Egeria is the most famous of Western pilgrims. She came out of the West (most likely Aquitaine) into the Holy Land between A.D 381 and 384. In this passage from the Itinerarium (the record of her journeys) she describes the pre-dawn liturgy at the Anastasis (a Greek genitive form meaning the ''Resurrection'' - this is the holy Sepulchre, the place from which the Lord came forth on Easter Day - in Egeria's time it was a cave (spelunca) in the rock surrounded by a colonnaded building and flanked by a screen, called the cancellus (which means ''lattice'')).
Here is her description (vulgarisms and Greek forms and all) of the pre-Dawn liturgy (ie: Mattins) at the Anastasis:
Ut autem sciret affectio vestra, quae operatio singulis diebus cotidie in locis sanctis habeatur, certas vos facere debui, sciens, quia libenter haberetis haec cognoscere. Nam singulis diebus ante pullorum cantum aperiuntur omnia hostia Anastasis et descendent omnes monazontes et parthene, ut hic dicunt, et non solum hii, sed et laici preter, viri aut mulieres, qui tamen volunt maturius vigilare. Et ex ea hora usque in luce dicuntur ymni et psalmi responduntur, similiter et antiphonae: et cata singulos ymnos fit oratio. Nam presbyteri bini vel terni, similiter et diacones, singulis diebus vices habent simul cum monazontes, qui cata singulos ymnos vel antiphonas orationes dicunt.

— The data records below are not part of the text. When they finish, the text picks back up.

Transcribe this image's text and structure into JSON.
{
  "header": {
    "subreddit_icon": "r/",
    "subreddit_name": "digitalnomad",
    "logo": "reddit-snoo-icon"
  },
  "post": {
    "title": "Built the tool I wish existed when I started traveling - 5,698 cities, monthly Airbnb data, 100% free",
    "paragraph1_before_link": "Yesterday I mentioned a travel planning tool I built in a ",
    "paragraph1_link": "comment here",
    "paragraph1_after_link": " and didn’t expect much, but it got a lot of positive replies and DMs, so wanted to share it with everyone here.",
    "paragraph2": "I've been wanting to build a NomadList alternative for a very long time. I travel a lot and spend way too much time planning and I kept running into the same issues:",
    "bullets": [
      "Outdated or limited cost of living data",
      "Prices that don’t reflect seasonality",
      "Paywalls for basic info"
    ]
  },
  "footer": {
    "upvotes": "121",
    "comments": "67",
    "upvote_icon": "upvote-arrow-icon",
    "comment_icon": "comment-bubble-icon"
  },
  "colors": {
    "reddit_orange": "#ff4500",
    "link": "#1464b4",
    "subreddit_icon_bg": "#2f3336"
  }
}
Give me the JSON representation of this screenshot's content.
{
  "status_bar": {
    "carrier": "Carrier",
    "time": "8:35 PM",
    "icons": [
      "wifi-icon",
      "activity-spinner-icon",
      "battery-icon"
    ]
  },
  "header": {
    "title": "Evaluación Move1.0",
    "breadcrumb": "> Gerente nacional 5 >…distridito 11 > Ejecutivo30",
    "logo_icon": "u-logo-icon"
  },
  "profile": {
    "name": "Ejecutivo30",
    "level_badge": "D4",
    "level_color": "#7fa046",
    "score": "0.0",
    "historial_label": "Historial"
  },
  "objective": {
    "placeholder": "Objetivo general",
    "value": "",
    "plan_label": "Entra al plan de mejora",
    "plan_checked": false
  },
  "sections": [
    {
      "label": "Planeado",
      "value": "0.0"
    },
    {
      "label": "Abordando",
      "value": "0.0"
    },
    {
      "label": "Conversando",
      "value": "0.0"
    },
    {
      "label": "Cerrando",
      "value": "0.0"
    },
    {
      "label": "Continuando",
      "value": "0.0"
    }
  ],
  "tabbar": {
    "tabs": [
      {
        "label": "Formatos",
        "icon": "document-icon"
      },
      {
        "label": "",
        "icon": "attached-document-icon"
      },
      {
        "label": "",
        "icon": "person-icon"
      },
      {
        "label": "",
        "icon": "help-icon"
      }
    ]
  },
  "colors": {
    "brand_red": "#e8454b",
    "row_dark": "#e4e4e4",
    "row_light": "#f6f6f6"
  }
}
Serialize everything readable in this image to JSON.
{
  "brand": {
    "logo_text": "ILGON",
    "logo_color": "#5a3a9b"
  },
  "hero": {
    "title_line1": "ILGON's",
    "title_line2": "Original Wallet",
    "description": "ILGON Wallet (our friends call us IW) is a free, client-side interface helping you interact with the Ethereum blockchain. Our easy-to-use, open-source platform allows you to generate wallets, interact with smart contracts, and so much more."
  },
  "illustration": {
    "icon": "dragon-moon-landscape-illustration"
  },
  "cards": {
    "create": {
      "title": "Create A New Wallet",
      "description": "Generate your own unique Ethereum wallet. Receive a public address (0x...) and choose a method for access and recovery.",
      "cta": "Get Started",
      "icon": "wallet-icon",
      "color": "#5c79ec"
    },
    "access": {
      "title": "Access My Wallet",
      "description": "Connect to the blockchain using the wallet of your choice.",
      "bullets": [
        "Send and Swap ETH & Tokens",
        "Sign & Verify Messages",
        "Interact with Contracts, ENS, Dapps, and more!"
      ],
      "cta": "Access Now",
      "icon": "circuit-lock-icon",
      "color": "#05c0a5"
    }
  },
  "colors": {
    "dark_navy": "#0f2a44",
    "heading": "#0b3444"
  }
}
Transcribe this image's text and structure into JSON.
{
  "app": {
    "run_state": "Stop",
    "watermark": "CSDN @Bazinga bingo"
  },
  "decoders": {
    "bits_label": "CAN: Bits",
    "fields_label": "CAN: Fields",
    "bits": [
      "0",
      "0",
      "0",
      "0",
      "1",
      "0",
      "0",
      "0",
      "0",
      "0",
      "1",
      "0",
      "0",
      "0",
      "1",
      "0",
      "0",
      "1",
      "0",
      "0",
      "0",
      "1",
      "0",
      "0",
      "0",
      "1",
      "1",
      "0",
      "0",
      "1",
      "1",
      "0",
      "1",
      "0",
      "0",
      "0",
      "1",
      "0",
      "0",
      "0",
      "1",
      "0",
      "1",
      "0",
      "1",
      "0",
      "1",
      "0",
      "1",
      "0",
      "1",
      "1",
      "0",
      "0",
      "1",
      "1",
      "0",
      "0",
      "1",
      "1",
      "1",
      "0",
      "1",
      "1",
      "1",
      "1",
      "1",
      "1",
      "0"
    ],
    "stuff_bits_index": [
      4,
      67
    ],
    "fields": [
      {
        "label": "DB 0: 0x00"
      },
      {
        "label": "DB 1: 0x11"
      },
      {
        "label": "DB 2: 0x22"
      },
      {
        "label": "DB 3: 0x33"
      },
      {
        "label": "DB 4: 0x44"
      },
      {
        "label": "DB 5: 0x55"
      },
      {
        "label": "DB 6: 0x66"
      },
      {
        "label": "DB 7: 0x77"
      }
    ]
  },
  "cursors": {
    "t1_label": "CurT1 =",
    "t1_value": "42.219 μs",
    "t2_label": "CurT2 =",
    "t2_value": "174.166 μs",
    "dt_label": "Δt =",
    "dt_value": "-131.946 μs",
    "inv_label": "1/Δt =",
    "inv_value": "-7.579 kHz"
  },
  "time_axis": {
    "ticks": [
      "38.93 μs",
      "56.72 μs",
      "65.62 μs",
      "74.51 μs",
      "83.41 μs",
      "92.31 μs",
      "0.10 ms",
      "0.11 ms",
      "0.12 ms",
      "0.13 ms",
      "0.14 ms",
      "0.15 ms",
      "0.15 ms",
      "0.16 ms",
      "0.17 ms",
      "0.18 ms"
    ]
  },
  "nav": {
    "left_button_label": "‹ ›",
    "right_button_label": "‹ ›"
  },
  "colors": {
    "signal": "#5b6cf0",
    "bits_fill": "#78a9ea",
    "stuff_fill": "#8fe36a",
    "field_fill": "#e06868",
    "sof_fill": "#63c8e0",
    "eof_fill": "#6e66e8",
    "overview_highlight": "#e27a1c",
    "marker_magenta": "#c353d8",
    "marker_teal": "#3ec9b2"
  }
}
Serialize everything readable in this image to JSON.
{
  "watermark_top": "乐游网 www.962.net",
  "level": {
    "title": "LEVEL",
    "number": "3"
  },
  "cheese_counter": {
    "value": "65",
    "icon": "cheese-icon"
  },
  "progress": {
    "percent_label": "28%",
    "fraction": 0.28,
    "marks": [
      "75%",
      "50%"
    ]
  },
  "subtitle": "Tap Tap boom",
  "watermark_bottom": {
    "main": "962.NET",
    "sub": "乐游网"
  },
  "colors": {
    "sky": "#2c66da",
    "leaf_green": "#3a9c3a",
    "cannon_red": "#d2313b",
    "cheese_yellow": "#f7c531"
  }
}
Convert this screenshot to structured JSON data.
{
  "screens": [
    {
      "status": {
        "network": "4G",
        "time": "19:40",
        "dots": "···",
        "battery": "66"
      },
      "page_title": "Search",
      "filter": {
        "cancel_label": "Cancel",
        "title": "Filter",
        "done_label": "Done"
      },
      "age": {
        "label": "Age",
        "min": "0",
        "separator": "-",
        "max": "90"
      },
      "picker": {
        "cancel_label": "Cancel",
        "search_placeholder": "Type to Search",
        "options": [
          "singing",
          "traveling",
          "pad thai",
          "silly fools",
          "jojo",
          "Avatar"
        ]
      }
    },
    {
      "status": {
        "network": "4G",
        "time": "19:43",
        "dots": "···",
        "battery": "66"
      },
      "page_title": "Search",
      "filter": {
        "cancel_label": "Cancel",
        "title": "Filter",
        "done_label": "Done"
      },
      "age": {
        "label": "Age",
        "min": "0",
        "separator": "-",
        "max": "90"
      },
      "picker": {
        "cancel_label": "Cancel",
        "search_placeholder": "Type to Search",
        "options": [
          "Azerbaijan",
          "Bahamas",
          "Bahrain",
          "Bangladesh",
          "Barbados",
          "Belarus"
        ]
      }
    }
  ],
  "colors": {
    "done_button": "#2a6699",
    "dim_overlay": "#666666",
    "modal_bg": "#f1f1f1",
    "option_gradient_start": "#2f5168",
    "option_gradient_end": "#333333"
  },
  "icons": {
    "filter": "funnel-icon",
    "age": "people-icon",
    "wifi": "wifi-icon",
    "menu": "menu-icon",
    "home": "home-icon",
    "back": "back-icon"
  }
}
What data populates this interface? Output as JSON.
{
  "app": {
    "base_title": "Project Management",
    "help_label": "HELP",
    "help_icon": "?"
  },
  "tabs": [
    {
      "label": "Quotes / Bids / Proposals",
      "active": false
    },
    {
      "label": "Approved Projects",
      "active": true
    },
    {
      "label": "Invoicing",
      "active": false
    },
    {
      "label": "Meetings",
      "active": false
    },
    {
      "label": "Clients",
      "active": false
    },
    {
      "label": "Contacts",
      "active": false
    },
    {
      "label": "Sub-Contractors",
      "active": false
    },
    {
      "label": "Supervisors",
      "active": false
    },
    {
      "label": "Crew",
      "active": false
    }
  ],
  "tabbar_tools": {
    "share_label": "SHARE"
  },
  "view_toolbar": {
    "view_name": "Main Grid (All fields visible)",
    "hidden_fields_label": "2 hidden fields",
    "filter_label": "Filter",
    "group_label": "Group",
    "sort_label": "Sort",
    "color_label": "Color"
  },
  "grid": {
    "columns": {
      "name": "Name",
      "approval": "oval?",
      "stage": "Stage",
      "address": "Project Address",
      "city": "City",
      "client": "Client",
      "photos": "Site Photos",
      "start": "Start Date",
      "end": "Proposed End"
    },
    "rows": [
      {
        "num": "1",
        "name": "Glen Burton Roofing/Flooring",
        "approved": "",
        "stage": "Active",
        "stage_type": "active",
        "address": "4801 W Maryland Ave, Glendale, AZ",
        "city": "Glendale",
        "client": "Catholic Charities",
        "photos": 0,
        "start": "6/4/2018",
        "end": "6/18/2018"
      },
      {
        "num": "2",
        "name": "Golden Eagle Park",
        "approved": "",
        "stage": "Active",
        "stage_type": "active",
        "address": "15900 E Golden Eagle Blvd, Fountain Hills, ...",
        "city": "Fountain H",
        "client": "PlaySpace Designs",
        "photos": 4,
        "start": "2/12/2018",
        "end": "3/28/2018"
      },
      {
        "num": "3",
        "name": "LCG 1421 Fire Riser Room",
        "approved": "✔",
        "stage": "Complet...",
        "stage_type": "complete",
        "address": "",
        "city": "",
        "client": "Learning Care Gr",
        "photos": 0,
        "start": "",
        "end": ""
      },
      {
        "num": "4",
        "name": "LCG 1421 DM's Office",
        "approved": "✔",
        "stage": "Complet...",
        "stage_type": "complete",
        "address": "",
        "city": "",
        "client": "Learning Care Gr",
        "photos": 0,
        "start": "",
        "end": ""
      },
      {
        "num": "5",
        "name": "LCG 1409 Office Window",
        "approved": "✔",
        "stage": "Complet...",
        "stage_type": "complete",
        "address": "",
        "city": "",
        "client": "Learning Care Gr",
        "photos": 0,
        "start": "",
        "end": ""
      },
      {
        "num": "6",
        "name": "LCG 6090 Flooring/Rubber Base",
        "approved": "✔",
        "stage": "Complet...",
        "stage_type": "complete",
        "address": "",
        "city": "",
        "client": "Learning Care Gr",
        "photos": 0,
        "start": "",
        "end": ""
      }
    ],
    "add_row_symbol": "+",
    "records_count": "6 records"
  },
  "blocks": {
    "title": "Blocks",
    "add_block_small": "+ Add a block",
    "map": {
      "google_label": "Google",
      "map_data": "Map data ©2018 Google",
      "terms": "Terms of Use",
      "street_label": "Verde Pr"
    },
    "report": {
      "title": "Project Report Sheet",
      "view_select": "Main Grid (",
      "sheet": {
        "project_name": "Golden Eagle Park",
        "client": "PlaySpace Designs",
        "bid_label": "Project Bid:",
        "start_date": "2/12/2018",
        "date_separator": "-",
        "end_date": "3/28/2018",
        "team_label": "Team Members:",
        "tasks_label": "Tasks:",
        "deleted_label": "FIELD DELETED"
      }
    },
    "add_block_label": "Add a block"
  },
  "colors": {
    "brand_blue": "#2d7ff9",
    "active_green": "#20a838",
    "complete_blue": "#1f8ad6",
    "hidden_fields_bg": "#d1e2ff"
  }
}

That your kindness may know, how the daily service is held in the holy places, I ought to make you certain, knowing that you would be glad to know these things. For everyday before the song of the cockerals all the doors of the Anastasis are opened and all monks and virgins go down, as they say here, and not these alone, but also lay people, men or women, who wish to keep vigil earlier. And from this hour even unto the dawn hymns are said [she means sung] and psalms are responded, in like manner antiphons also: and after each hymn a prayer is made. For the priests, similarly the deacons, together with the monks, two by two or three by three, take it in turns everyday to say prayers after each of the hymns or antiphons.